  <CLICON_MODULE_LIBRARY_RFC7895>false</CLICON_MODULE_LIBRARY_RFC7895>
</clixon-config>

After this is done, we can restart Clixons backend and the new model should be present.

ConfD:

For ConfD it is slightly different. First we must compile the model to ConfDs own FXS format and then move the FXS file to the directory where ConfD can expect to find it and then restart ConfD.

To convert from YANG to FXS we use the “confdc” command:

$ confdc -c example.yang

And then move the file:

$ sudo cp example.fxs /opt/confd/etc/confd/

And finally after restarting ConfD the new model should be installed.

Testing with NETCONF

To test all this we can use NETCONF. We will try to set a new parameter with the name “test” and value 1234.

I’m running NETCONF over SSH, and to achieve this for both Clixon and ConfD on the same machine I altered the SSH configuration to contain the following lines:

Subsystem confd_netconf /usr/local/bin/netconf-subsys
Subsystem clixon_netconf /usr/local/bin/clixon_netconf -f /usr/local/etc/example.xml

We will use the XML below for both Clixon and ConfD, since it is NETCONF it should work in the same way regardless of using Clixon or ConfD:

<?xml version="1.0" encoding="UTF-8"?>
<hello xmlns="urn:ietf:params:xml:ns:netconf:base:1.0">
  <capabilities>
    <capability>urn:ietf:params:netconf:base:1.1</capability>
  </capabilities>
</hello>
]]>]]>

<?xml version="1.0" encoding="UTF-8"?>
<rpc xmlns="urn:ietf:params:xml:ns:netconf:base:1.0" message-id="1">
  <edit-config>
    <target>
      <running/>
    </target>
    <config>
      <table xmlns="urn:example:clixon">
        <parameter>
          <name>test</name>
          <value>1234</value>
      </parameter>
      </table>
    </config>
  </edit-config>
</rpc>
]]>]]>

<?xml version="1.0" encoding="UTF-8"?>
<rpc xmlns="urn:ietf:params:xml:ns:netconf:base:1.0" message-id="2">
  <close-session/>
</rpc>
]]>]]>

I save the XML as “example.xml” and use the following commands to test it:

$ ssh -s 192.168.1.56 clixon_netconf < example.xml

And:

$ ssh -s 192.168.1.56 confd_netconf < example.xml

If everything went fine, we should get a reply back saying that everything went fine.

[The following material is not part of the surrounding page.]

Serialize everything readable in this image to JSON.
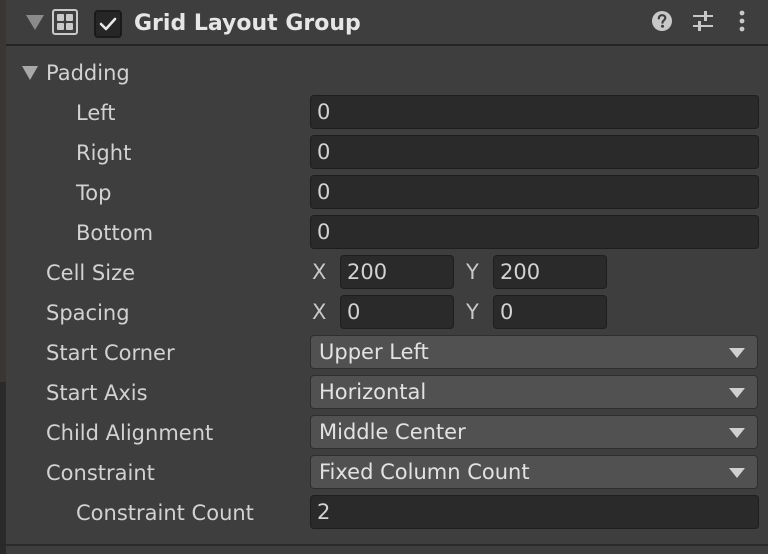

We can ignore everything in the reply except for the reply of the two messages:

<rpc-reply xmlns="urn:ietf:params:xml:ns:netconf:base:1.0" message-id="1">
  <ok/>
</rpc-reply>
]]>]]>

<rpc-reply xmlns="urn:ietf:params:xml:ns:netconf:base:1.0" message-id="2">
  <ok/>
</rpc-reply>
]]>]]>

And finally, we can validate from each of the CLIs that the configuration is available:

root@debian10-clixon /> show configuration
example {
    parameter {
        name test;
        value 1234;
    }
}